“The common law doctrine of privity of contract means that a contract cannot (as a general rule), confer rights or impose obligations arising under it on any person except the parties to it.”
2004 edition of Chitty on Contracts
In my last post, I dealt with indemnification clauses. This time, I want to deal with something simple but vital to any agreement: the parties. I know, I know….this sounds really dry and you could certainly have more fun staring mindlessly at the screen on your Facebook page (not that I have any experience with that….). But trust me, this is important. One of the things I’d like to do with my blog is help you SUNsters get educated so you are better prepared in your day-to-day business dealings and better able to negotiate with confidence. Hey! Stop snoring….bear with me and keep reading.
Step one: Identify the Parties

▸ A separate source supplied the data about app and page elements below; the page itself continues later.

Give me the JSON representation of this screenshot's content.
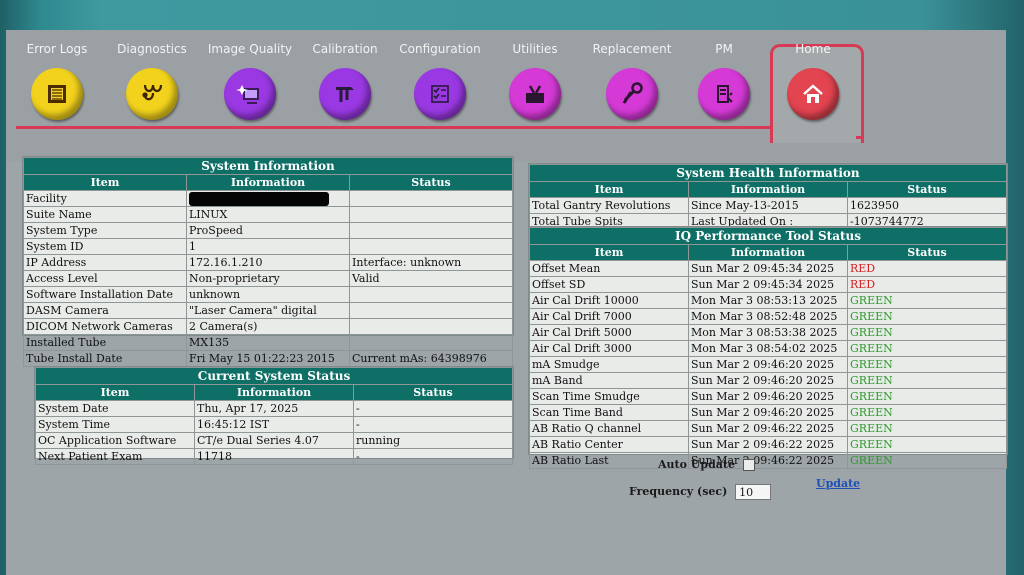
{
  "toolbar": {
    "items": [
      {
        "label": "Error Logs",
        "icon": "log-sheet-icon",
        "color": "#f2d21c"
      },
      {
        "label": "Diagnostics",
        "icon": "stethoscope-icon",
        "color": "#f2d21c"
      },
      {
        "label": "Image Quality",
        "icon": "image-quality-icon",
        "color": "#9a39e3"
      },
      {
        "label": "Calibration",
        "icon": "caliper-icon",
        "color": "#9a39e3"
      },
      {
        "label": "Configuration",
        "icon": "checklist-icon",
        "color": "#9a39e3"
      },
      {
        "label": "Utilities",
        "icon": "toolbox-icon",
        "color": "#d53ad7"
      },
      {
        "label": "Replacement",
        "icon": "wrench-icon",
        "color": "#d53ad7"
      },
      {
        "label": "PM",
        "icon": "maintenance-icon",
        "color": "#d53ad7"
      },
      {
        "label": "Home",
        "icon": "home-icon",
        "color": "#e24450"
      }
    ]
  },
  "system_information": {
    "title": "System Information",
    "headers": [
      "Item",
      "Information",
      "Status"
    ],
    "rows": [
      [
        "Facility",
        "",
        ""
      ],
      [
        "Suite Name",
        "LINUX",
        ""
      ],
      [
        "System Type",
        "ProSpeed",
        ""
      ],
      [
        "System ID",
        "1",
        ""
      ],
      [
        "IP Address",
        "172.16.1.210",
        "Interface: unknown"
      ],
      [
        "Access Level",
        "Non-proprietary",
        "Valid"
      ],
      [
        "Software Installation Date",
        "unknown",
        ""
      ],
      [
        "DASM Camera",
        "\"Laser Camera\" digital",
        ""
      ],
      [
        "DICOM Network Cameras",
        "2 Camera(s)",
        ""
      ],
      [
        "Installed Tube",
        "MX135",
        ""
      ],
      [
        "Tube Install Date",
        "Fri May 15 01:22:23 2015",
        "Current mAs: 64398976"
      ]
    ]
  },
  "current_system_status": {
    "title": "Current System Status",
    "headers": [
      "Item",
      "Information",
      "Status"
    ],
    "rows": [
      [
        "System Date",
        "Thu, Apr 17, 2025",
        "-"
      ],
      [
        "System Time",
        "16:45:12 IST",
        "-"
      ],
      [
        "OC Application Software",
        "CT/e Dual Series 4.07",
        "running"
      ],
      [
        "Next Patient Exam",
        "11718",
        "-"
      ]
    ]
  },
  "system_health_information": {
    "title": "System Health Information",
    "headers": [
      "Item",
      "Information",
      "Status"
    ],
    "rows": [
      [
        "Total Gantry Revolutions",
        "Since May-13-2015",
        "1623950"
      ],
      [
        "Total Tube Spits",
        "Last Updated On :",
        "-1073744772"
      ]
    ]
  },
  "iq_performance": {
    "title": "IQ Performance Tool Status",
    "headers": [
      "Item",
      "Information",
      "Status"
    ],
    "rows": [
      [
        "Offset Mean",
        "Sun Mar 2 09:45:34 2025",
        "RED"
      ],
      [
        "Offset SD",
        "Sun Mar 2 09:45:34 2025",
        "RED"
      ],
      [
        "Air Cal Drift 10000",
        "Mon Mar 3 08:53:13 2025",
        "GREEN"
      ],
      [
        "Air Cal Drift 7000",
        "Mon Mar 3 08:52:48 2025",
        "GREEN"
      ],
      [
        "Air Cal Drift 5000",
        "Mon Mar 3 08:53:38 2025",
        "GREEN"
      ],
      [
        "Air Cal Drift 3000",
        "Mon Mar 3 08:54:02 2025",
        "GREEN"
      ],
      [
        "mA Smudge",
        "Sun Mar 2 09:46:20 2025",
        "GREEN"
      ],
      [
        "mA Band",
        "Sun Mar 2 09:46:20 2025",
        "GREEN"
      ],
      [
        "Scan Time Smudge",
        "Sun Mar 2 09:46:20 2025",
        "GREEN"
      ],
      [
        "Scan Time Band",
        "Sun Mar 2 09:46:20 2025",
        "GREEN"
      ],
      [
        "AB Ratio Q channel",
        "Sun Mar 2 09:46:22 2025",
        "GREEN"
      ],
      [
        "AB Ratio Center",
        "Sun Mar 2 09:46:22 2025",
        "GREEN"
      ],
      [
        "AB Ratio Last",
        "Sun Mar 2 09:46:22 2025",
        "GREEN"
      ]
    ]
  },
  "controls": {
    "auto_update_label": "Auto Update",
    "frequency_label": "Frequency (sec)",
    "frequency_value": "10",
    "update_link": "Update"
  },
  "colors": {
    "header_teal": "#0e6f66",
    "status_red": "#d62222",
    "status_green": "#2f9a2f",
    "home_highlight": "#d83a55"
  }
}
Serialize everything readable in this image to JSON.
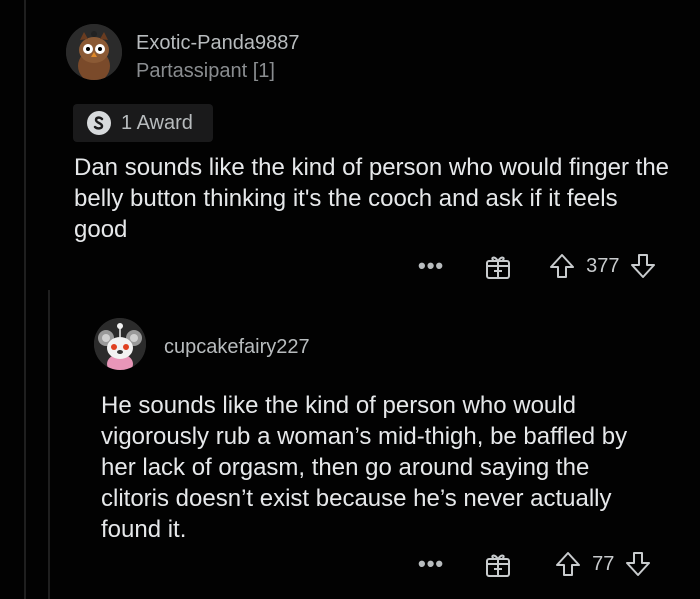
{
  "comment1": {
    "username": "Exotic-Panda9887",
    "flair": "Partassipant [1]",
    "award_label": "1 Award",
    "body": "Dan sounds like the kind of person who would finger the belly button thinking it's the cooch and ask if it feels good",
    "more_label": "•••",
    "score": "377"
  },
  "comment2": {
    "username": "cupcakefairy227",
    "body": "He sounds like the kind of person who would vigorously rub a woman’s mid-thigh, be baffled by her lack of orgasm, then go around saying the clitoris doesn’t exist because he’s never actually found it.",
    "more_label": "•••",
    "score": "77"
  },
  "icons": [
    "avatar",
    "award-icon",
    "more-icon",
    "gift-icon",
    "upvote-icon",
    "downvote-icon"
  ],
  "colors": {
    "background": "#020202",
    "text": "#e6e8ea",
    "muted": "#8a8d90",
    "thread": "#1f1f1f"
  }
}
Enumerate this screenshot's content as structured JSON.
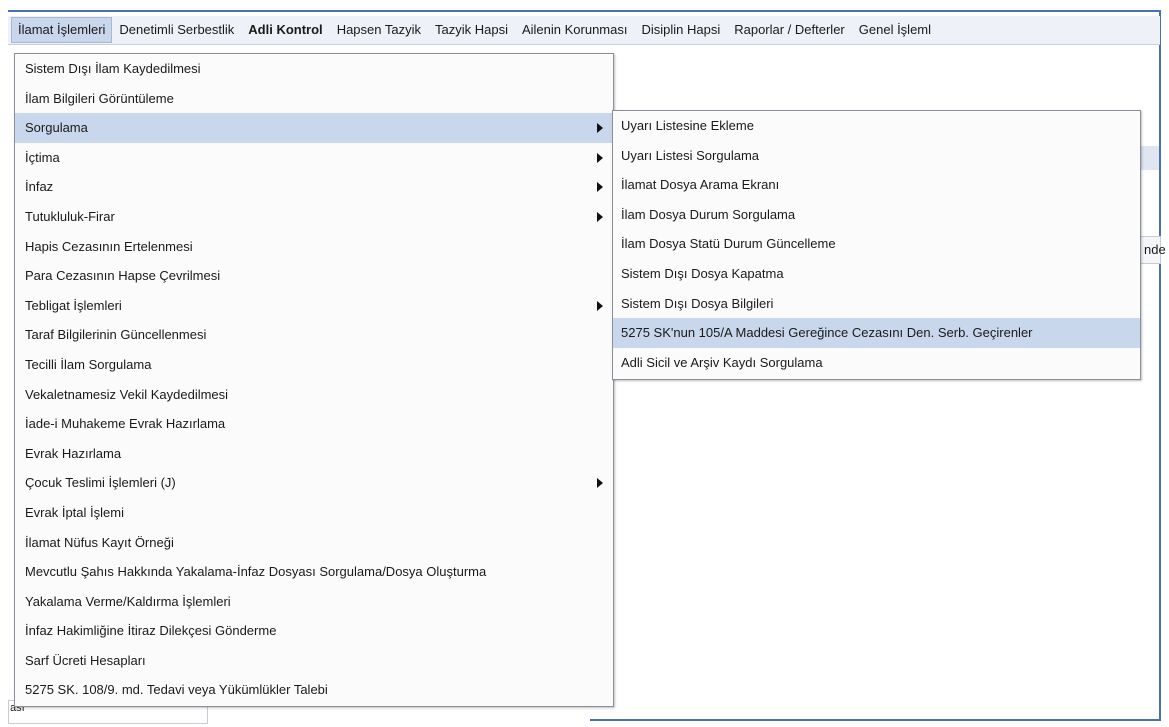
{
  "menubar": {
    "items": [
      {
        "label": "İlamat İşlemleri",
        "active": true
      },
      {
        "label": "Denetimli Serbestlik"
      },
      {
        "label": "Adli Kontrol",
        "bold": true
      },
      {
        "label": "Hapsen Tazyik"
      },
      {
        "label": "Tazyik Hapsi"
      },
      {
        "label": "Ailenin Korunması"
      },
      {
        "label": "Disiplin Hapsi"
      },
      {
        "label": "Raporlar / Defterler"
      },
      {
        "label": "Genel İşleml"
      }
    ]
  },
  "main_menu": {
    "items": [
      {
        "label": "Sistem Dışı İlam Kaydedilmesi"
      },
      {
        "label": "İlam Bilgileri Görüntüleme"
      },
      {
        "label": "Sorgulama",
        "submenu": true,
        "selected": true
      },
      {
        "label": "İçtima",
        "submenu": true
      },
      {
        "label": "İnfaz",
        "submenu": true
      },
      {
        "label": "Tutukluluk-Firar",
        "submenu": true
      },
      {
        "label": "Hapis Cezasının Ertelenmesi"
      },
      {
        "label": "Para Cezasının Hapse Çevrilmesi"
      },
      {
        "label": "Tebligat İşlemleri",
        "submenu": true
      },
      {
        "label": "Taraf Bilgilerinin Güncellenmesi"
      },
      {
        "label": "Tecilli İlam Sorgulama"
      },
      {
        "label": "Vekaletnamesiz Vekil Kaydedilmesi"
      },
      {
        "label": "İade-i Muhakeme Evrak Hazırlama"
      },
      {
        "label": "Evrak Hazırlama"
      },
      {
        "label": "Çocuk Teslimi İşlemleri (J)",
        "submenu": true
      },
      {
        "label": "Evrak İptal İşlemi"
      },
      {
        "label": "İlamat Nüfus Kayıt Örneği"
      },
      {
        "label": "Mevcutlu Şahıs Hakkında Yakalama-İnfaz Dosyası Sorgulama/Dosya Oluşturma"
      },
      {
        "label": "Yakalama Verme/Kaldırma İşlemleri"
      },
      {
        "label": "İnfaz Hakimliğine İtiraz Dilekçesi Gönderme"
      },
      {
        "label": "Sarf Ücreti Hesapları"
      },
      {
        "label": "5275 SK. 108/9. md. Tedavi veya Yükümlükler Talebi"
      }
    ]
  },
  "sub_menu": {
    "items": [
      {
        "label": "Uyarı Listesine Ekleme"
      },
      {
        "label": "Uyarı Listesi Sorgulama"
      },
      {
        "label": "İlamat Dosya Arama Ekranı"
      },
      {
        "label": "İlam Dosya Durum Sorgulama"
      },
      {
        "label": "İlam Dosya Statü Durum Güncelleme"
      },
      {
        "label": "Sistem Dışı Dosya Kapatma"
      },
      {
        "label": "Sistem Dışı Dosya Bilgileri"
      },
      {
        "label": "5275 SK'nun 105/A Maddesi Gereğince Cezasını Den. Serb. Geçirenler",
        "selected": true
      },
      {
        "label": "Adli Sicil ve Arşiv Kaydı Sorgulama"
      }
    ]
  },
  "background": {
    "clipped_right_text": "nde",
    "clipped_bottom_text": "ası"
  }
}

The idea of identifying the parties properly may seem so obvious as to not warrant a posting on it, but I’ve been surprised at how many times this has been an issue. Don’t skip over the step of being thorough and clear about who is to be bound by the contract. To determine this, think through who you intend to be responsible for performing obligations under the terms of the contract. And then think about who you want to be able to go after if the contracted is breached. That party is the one who must be a party to the contract.

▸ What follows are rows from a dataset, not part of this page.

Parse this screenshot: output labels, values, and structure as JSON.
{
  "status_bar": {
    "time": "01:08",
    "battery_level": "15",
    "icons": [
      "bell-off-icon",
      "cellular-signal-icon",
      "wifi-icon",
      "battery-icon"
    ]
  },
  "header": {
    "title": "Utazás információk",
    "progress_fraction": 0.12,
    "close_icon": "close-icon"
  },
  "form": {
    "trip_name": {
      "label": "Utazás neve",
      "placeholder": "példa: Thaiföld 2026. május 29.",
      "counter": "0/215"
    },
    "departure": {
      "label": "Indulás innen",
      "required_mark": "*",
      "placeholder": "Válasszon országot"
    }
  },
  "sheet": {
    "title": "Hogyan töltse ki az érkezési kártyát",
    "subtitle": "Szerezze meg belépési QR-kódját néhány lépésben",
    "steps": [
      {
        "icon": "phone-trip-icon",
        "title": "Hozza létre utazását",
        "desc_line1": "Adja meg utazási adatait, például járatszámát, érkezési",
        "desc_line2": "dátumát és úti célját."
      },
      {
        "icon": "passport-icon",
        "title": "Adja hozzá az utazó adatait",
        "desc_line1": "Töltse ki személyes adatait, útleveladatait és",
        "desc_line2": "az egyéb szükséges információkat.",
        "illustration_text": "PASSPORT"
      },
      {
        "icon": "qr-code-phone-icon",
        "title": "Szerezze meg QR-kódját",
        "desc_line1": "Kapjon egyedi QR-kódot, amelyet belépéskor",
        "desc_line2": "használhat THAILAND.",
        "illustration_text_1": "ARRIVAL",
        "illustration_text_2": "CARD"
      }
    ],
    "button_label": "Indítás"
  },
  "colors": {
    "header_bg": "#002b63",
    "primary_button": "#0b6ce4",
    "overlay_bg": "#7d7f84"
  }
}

Step Two: Properly Add that Party’s Name to the Contract
Make sure that when you enter into a contract, you include the proper parties in the beginning of the contract. For example, make sure that you know whether or not you are dealing with an entity or an individual. If you are dealing with an entity, such as an LLC or Corporation, make sure the entity’s legal and full name is identified in the contract.
Next, make sure that that same party or parties are the ones identified throughout the contract. Take the time before you sign to review every line of the contract to be sure that the parties listed at the beginning of the contract are the same ones mentioned in each provision and in the signature line.
Step Three: Confirm Authority of Signatory
Once you have clearly identified the party, confirm (preferably with documentation, although that isn’t always practical) that the person(s) signing the contract has/have the appropriate authority to sign the contract on behalf of that entity. If they don’t, there is a chance that the contract could be unenforceable. Also, make sure the person(s) signing lists their official title.
Next time, I’ll deal with the “Definitions” section of a contract, which is equally important and the significance is not often clearly understood by business people. Now, back to my Facebook page….er…I mean my billable work.